■ Task goal
Give the number of lines in the data below where the string "subtitle" occurs, and nothing else.

■ Input data
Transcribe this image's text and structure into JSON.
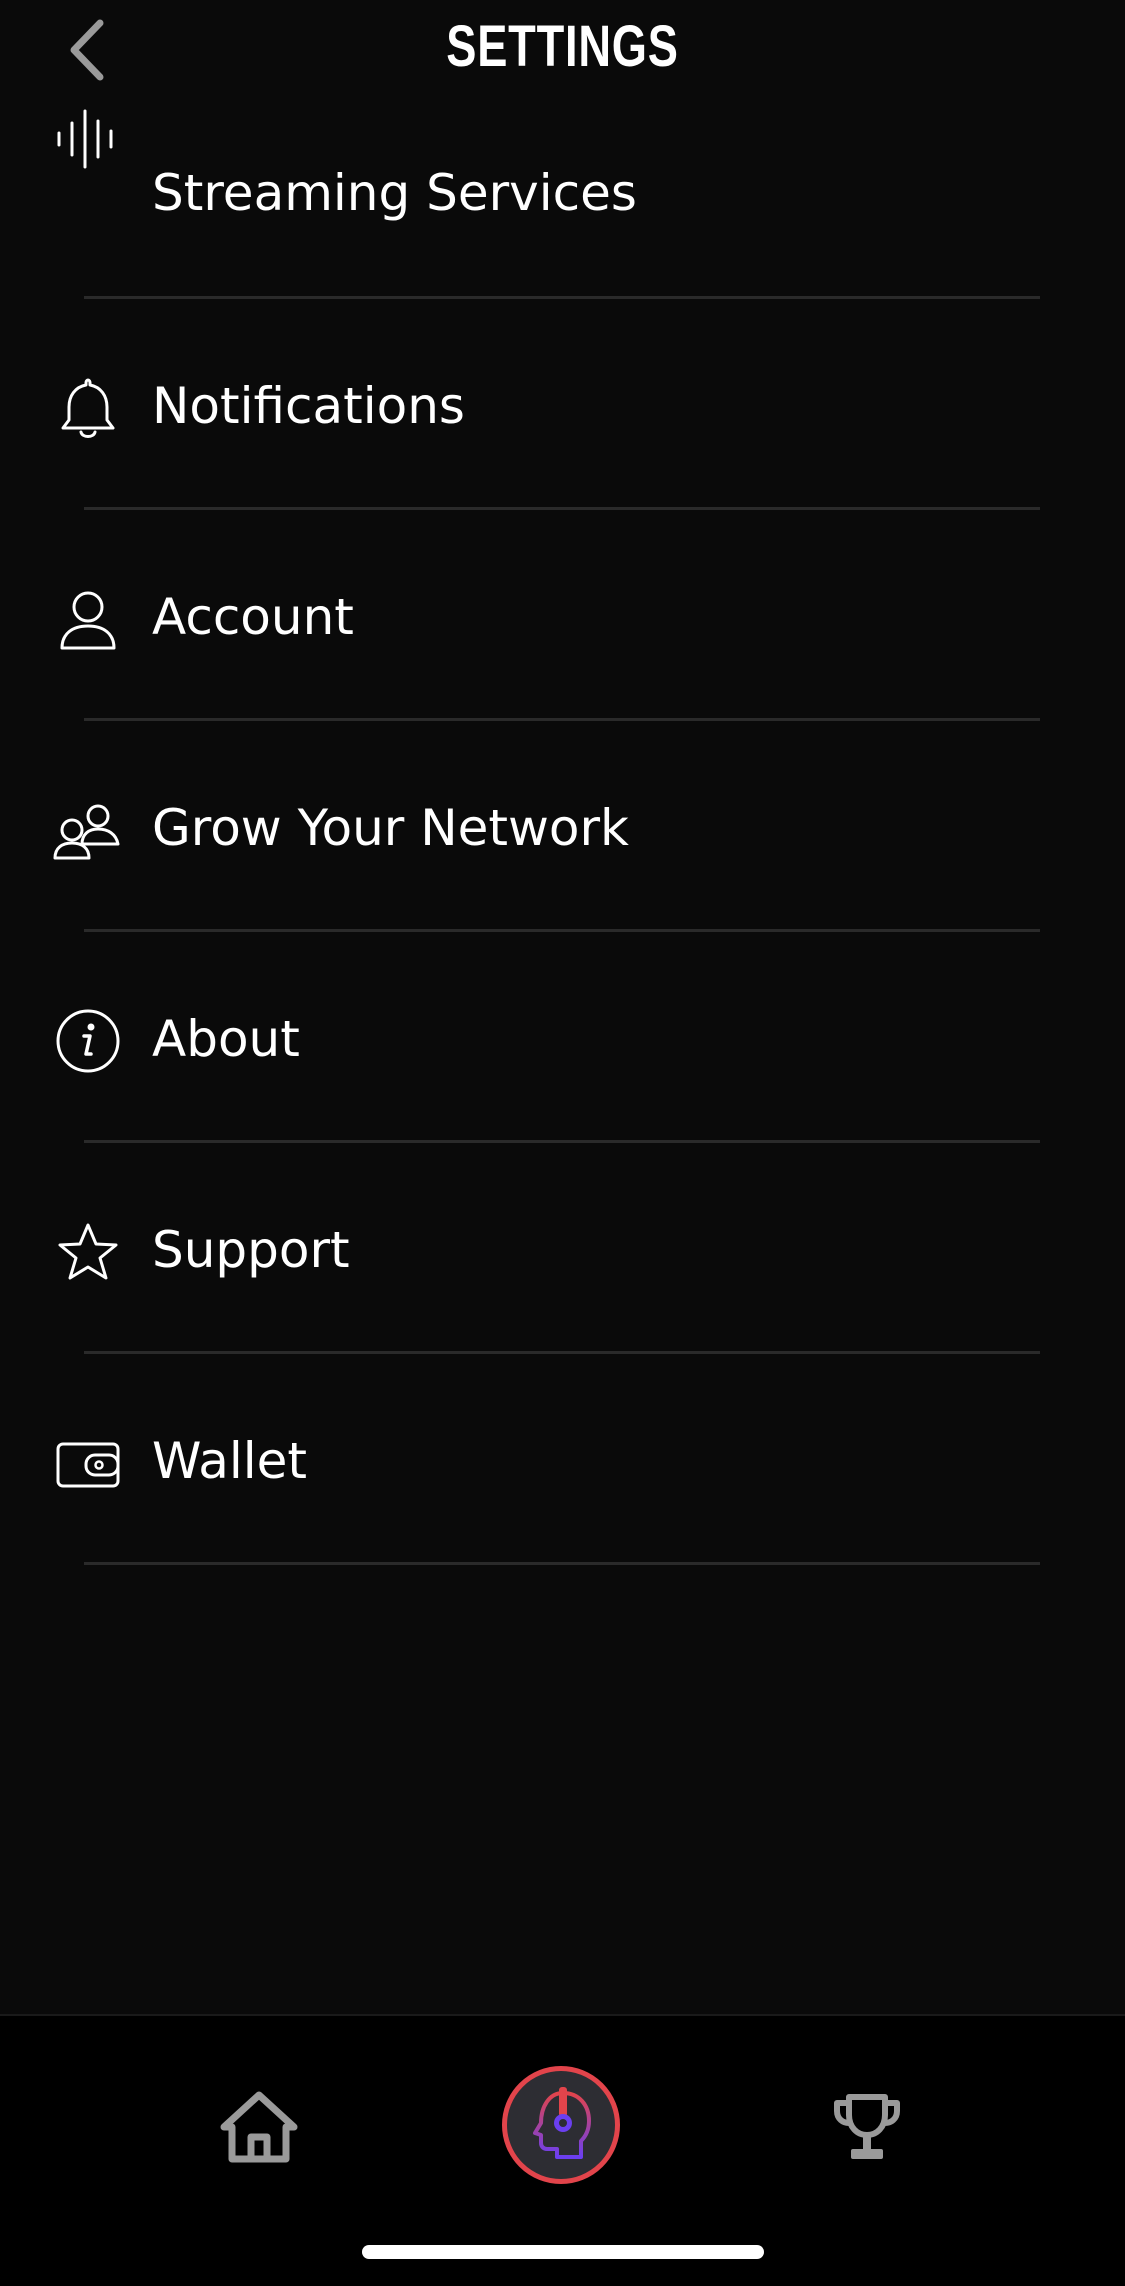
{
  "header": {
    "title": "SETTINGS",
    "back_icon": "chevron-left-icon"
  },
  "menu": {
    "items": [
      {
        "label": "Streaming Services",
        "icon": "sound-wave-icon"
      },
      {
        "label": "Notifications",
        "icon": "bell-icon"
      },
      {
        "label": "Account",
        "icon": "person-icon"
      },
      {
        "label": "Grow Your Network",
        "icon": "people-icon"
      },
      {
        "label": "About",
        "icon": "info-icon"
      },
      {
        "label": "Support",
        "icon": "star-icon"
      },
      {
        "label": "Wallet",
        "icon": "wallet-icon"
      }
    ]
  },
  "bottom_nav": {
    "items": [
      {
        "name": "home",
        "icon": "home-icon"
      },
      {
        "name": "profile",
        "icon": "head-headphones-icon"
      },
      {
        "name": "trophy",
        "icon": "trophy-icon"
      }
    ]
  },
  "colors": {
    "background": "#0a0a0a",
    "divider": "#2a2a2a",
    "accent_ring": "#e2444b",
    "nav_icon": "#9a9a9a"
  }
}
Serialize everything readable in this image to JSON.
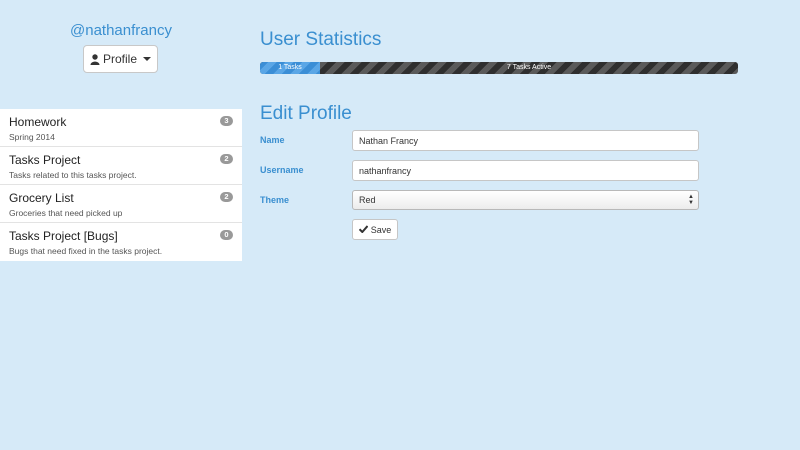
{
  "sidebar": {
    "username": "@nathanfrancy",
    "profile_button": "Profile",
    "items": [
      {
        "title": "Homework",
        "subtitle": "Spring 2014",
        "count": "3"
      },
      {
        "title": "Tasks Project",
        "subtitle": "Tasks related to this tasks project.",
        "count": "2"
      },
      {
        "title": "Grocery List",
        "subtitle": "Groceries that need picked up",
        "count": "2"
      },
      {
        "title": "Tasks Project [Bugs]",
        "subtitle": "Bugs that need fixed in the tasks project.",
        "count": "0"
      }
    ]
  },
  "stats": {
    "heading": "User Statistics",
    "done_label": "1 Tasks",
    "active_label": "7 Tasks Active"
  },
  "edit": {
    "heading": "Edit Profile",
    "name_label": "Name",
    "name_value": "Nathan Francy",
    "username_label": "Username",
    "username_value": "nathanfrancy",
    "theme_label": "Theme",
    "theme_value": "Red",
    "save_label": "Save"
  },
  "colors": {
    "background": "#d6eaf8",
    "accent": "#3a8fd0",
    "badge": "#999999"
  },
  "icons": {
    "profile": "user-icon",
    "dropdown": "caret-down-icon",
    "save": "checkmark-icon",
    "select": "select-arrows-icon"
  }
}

■ Expected answer
4